### Source data:

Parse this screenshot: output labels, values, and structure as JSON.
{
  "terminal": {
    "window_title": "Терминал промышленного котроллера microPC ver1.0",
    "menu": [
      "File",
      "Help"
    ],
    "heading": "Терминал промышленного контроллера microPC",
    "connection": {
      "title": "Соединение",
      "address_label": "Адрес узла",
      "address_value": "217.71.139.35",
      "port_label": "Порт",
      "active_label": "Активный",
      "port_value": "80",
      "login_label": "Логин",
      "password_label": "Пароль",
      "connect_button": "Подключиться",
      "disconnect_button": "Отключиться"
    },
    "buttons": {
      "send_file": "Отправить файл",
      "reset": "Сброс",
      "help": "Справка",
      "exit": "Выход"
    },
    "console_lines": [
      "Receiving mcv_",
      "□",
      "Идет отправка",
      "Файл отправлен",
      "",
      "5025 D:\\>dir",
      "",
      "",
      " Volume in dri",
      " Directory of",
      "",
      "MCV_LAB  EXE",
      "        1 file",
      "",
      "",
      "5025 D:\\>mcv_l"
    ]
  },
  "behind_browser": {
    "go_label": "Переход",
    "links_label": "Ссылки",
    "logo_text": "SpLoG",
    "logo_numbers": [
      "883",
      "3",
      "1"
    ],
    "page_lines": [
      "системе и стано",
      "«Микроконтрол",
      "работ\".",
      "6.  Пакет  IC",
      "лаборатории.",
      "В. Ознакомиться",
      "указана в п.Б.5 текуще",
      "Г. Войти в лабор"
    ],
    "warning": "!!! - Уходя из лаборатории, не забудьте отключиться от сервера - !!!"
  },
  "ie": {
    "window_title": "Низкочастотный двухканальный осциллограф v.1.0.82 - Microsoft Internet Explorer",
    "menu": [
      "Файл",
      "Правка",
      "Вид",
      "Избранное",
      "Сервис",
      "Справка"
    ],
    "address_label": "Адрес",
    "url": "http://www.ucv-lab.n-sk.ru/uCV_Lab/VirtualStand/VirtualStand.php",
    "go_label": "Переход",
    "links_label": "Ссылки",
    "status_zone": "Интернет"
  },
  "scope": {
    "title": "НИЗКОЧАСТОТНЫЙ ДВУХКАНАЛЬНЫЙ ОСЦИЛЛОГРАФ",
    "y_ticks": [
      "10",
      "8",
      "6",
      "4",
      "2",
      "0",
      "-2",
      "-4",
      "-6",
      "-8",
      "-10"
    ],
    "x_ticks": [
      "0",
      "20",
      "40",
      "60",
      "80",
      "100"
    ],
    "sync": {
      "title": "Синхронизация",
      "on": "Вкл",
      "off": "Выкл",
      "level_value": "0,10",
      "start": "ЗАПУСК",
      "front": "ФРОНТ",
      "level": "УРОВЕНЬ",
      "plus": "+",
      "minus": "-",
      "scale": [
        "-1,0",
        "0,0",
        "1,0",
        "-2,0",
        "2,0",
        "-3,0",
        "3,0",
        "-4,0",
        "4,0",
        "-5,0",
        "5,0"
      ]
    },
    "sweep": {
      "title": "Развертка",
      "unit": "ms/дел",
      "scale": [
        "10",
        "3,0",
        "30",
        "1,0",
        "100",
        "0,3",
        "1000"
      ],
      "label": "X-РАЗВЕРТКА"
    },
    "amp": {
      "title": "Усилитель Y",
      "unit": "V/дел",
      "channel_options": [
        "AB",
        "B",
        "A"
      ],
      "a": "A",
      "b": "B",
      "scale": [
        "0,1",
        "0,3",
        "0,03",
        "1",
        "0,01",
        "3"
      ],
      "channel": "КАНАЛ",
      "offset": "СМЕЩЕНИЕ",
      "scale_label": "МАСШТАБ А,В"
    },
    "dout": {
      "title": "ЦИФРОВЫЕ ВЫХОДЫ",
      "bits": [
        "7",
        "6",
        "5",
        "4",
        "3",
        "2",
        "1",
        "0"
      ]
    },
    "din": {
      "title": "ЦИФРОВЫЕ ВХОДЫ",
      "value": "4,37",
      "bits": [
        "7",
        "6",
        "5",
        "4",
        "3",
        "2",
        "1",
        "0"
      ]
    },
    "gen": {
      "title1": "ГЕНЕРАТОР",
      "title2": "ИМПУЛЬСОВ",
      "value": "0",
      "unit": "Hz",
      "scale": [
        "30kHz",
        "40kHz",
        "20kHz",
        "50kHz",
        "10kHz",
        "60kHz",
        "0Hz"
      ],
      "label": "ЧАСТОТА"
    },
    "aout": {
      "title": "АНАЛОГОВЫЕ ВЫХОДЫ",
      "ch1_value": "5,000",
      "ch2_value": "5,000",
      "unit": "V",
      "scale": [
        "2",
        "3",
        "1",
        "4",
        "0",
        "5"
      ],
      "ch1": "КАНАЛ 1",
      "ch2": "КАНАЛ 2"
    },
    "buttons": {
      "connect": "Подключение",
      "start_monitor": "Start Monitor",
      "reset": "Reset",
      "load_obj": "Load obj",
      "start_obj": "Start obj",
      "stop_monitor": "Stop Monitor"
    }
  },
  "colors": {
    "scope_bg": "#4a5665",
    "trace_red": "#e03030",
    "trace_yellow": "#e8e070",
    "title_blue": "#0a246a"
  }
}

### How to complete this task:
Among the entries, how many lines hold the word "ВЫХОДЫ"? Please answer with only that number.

### Completed exercise:
2